"The District Court's ruling is perplexing. It creates an unequal patchwork of justice in our country, where fundamental liberties seem to depend on where one lives," the statement said.
"The ruling is contrary to the recent favorable decisions of federal courts in Pennsylvania and New York, upholding the challenge to the HHS mandate brought by dioceses and a host of Catholic schools, health care systems and charities," it continued. "These cases are virtually identical to ours, involving the same law, the same arguments, and the same essential facts and circumstances."
The statement referred to the decision in favor of the Pittsburgh and Erie dioceses as well as another federal judge's Dec. 13 decision to grant Catholic organizations in the New York Archdiocese and the neighboring Diocese of Rockville Centre, N.Y., a permanent injunction on having to comply with the federal contraceptive mandate in the health care law.
It noted the lower court's decision is also contrary to a recent D.C. circuit court's that blocked enforcement of the mandate against for-profit organizations with religious objections to it.
The Washington Archdiocese and its related affiliates "are extremely disappointed and troubled by the court's failure to uphold the church's freedom to maintain a health care plan consistent with its religious beliefs," it said.
"Since the regulations take effect on Jan. 1, 2014, and would force the archdiocese's affiliated ministries to violate their deeply held Catholic beliefs or face crippling fines and penalties for noncompliance, we will appeal this decision and seek immediate relief from the appellate court," it continued. "We believe the court erred in its reasoning and application of the law and look forward to advancing a successful appeal."

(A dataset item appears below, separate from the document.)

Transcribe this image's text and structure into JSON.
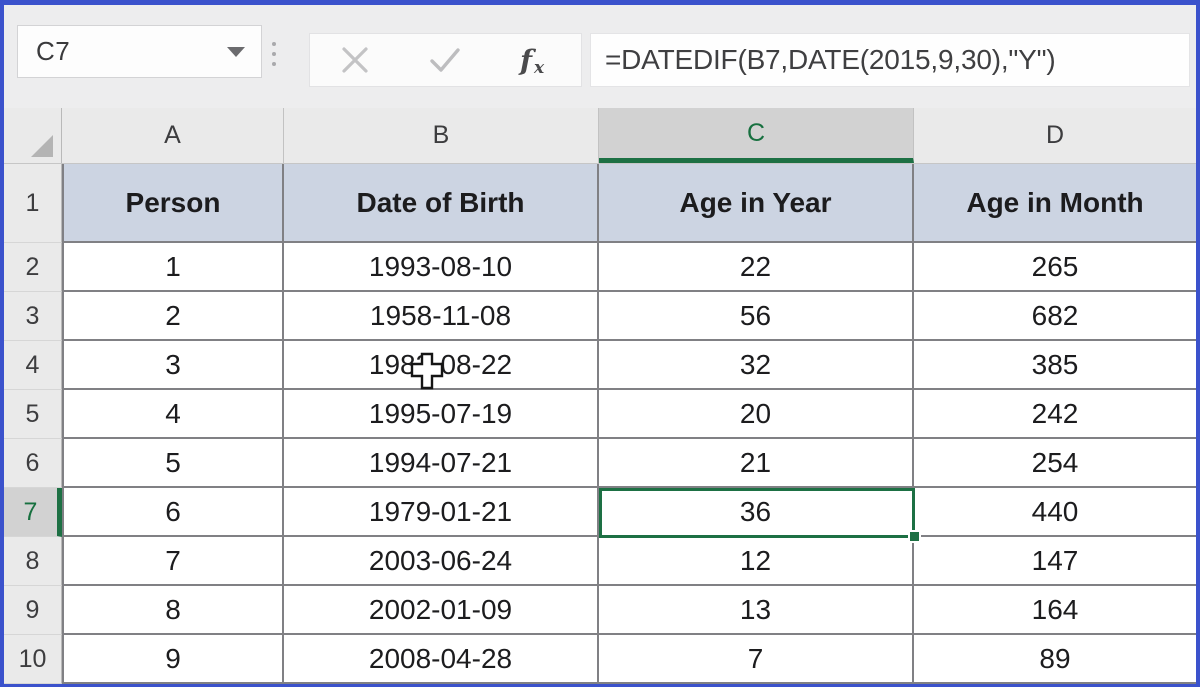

Currently, there are more than 70 lawsuits against the mandate filed by Catholic and other religious entities and some for-profit companies working their way through the courts.
The HHS mandate requires nearly all religious and other employers to provide free preventative health care coverage specifically for women.
That coverage includes services such as mammograms, prenatal care and cervical cancer screenings, but it also mandates free contraceptives, sterilizations and abortion-inducing drugs -- which are contrary to Catholic teaching. It includes a narrow exemption for some religious employers that fit certain criteria.
For religious employers who are not exempt, there is an accommodation for them to use a third party to pay for coverage they find objectionable, but Catholic entities that have brought the lawsuits say the accommodation still does not solve their problem over being involved in providing coverage they reject for moral reasons.
The mandate does not include a conscience clause for employers who object to such coverage on moral grounds.
On Nov. 13, during an executive session at their annual fall general assembly in Baltimore, the U.S. bishops unanimously approved a special message as a body that reiterated their objections to the contraceptive mandate. The message also said the bishops remain "united in our resolve to resist this heavy burden and protect our religious freedom."
The U.S. Supreme Court agreed Nov. 26 to take up two cases that challenge the contraceptive mandate of the law for secular, for-profit businesses whose owners object to all or part of the mandate on moral grounds.